== Given data ==

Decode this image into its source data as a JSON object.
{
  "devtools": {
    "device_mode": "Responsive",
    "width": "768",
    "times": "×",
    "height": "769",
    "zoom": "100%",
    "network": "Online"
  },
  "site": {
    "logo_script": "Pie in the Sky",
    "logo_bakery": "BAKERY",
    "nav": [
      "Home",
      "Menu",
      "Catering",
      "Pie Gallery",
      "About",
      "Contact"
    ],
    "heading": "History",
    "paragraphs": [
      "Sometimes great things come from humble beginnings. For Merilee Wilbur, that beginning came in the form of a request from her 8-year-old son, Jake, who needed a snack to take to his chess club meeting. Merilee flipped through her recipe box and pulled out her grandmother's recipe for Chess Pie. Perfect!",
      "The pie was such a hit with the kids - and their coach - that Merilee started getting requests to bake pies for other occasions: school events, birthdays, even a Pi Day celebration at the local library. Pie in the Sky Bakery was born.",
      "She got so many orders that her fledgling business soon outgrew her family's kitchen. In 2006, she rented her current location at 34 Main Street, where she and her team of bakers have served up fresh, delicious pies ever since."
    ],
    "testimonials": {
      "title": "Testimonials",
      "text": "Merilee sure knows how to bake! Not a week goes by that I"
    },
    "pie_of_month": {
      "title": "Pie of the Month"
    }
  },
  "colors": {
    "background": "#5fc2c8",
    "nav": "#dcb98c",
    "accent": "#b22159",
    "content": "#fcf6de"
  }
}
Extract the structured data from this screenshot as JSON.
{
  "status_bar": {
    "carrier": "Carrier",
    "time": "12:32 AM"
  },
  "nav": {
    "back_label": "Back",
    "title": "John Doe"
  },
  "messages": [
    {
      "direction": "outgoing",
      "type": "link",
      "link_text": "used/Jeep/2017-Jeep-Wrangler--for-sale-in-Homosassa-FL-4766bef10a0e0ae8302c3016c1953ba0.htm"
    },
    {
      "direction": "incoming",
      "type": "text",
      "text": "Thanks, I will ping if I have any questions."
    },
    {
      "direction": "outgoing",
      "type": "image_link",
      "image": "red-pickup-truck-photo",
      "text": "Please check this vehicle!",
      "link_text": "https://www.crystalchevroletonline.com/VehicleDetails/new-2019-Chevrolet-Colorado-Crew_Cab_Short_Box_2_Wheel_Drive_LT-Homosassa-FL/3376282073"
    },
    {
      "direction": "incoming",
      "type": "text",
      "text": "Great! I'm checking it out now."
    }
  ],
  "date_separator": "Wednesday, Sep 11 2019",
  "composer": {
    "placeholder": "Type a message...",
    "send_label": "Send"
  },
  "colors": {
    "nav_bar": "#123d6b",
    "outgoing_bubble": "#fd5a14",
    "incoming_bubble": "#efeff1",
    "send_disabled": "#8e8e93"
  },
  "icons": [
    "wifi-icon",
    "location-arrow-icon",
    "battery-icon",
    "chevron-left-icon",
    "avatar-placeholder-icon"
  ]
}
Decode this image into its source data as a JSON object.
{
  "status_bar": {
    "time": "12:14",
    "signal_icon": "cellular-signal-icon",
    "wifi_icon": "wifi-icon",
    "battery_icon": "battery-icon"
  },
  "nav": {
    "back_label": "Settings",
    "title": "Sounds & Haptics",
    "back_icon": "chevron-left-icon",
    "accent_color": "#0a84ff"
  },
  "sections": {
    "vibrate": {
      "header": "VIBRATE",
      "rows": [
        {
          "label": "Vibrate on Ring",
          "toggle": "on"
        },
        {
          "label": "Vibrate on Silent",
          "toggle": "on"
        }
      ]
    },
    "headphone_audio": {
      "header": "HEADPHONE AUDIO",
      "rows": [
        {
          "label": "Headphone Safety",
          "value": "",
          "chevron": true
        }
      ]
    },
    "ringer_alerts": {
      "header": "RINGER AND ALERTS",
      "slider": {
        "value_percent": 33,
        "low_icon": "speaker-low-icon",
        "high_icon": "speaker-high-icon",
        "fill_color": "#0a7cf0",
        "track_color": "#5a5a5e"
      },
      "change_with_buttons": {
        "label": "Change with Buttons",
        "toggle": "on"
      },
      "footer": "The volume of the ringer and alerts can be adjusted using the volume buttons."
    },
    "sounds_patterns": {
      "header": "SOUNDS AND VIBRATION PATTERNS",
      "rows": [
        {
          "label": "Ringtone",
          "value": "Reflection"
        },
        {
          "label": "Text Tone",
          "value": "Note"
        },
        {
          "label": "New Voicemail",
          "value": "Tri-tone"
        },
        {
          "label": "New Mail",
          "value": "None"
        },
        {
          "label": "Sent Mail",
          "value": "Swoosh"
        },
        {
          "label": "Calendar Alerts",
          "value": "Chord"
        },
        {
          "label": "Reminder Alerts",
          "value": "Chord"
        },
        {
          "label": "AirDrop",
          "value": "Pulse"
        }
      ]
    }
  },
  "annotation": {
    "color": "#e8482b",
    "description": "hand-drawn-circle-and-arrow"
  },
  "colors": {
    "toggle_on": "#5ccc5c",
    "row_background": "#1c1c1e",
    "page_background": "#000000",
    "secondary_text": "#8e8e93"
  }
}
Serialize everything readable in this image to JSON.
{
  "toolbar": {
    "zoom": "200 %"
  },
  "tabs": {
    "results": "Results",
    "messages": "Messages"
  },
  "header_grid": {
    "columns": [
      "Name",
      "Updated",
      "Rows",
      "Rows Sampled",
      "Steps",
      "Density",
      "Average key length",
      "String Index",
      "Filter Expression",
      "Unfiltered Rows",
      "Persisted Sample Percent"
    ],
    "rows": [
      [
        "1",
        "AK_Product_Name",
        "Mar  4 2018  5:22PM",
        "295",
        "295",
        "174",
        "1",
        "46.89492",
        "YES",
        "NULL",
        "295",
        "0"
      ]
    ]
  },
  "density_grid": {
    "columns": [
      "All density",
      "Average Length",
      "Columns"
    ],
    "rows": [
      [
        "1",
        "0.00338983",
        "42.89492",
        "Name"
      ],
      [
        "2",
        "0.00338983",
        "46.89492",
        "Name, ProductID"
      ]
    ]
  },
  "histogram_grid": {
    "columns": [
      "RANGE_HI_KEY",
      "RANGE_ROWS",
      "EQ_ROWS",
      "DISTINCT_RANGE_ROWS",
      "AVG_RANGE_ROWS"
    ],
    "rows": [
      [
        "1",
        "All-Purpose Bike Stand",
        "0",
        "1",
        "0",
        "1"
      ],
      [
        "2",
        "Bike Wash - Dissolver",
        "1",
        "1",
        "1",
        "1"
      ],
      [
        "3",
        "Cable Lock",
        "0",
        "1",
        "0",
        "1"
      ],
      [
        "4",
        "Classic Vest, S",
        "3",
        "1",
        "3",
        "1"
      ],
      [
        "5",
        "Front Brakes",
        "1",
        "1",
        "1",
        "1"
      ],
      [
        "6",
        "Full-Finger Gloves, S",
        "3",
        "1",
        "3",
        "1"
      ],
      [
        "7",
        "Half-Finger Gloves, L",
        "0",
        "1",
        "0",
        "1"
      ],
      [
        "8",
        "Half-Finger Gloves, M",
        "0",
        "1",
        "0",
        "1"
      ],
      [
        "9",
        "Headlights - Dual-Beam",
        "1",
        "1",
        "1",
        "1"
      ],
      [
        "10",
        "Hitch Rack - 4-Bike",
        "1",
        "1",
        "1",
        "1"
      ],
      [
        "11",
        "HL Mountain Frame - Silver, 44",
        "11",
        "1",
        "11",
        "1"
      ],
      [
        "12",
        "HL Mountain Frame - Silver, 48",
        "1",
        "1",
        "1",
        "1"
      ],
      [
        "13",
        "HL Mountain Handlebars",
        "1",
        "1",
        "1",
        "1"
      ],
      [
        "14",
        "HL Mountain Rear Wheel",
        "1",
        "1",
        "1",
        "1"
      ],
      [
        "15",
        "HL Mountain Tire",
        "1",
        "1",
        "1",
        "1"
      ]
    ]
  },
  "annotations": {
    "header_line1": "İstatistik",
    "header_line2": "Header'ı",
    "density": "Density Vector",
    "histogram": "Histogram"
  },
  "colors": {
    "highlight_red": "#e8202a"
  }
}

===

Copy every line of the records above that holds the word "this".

Answer space
Decode this image into its source data as a JSON object.
Extract the structured data from this screenshot as JSON.
      "text": "Please check this vehicle!",
Decode this image into its source data as a JSON object.
Serialize everything readable in this image to JSON.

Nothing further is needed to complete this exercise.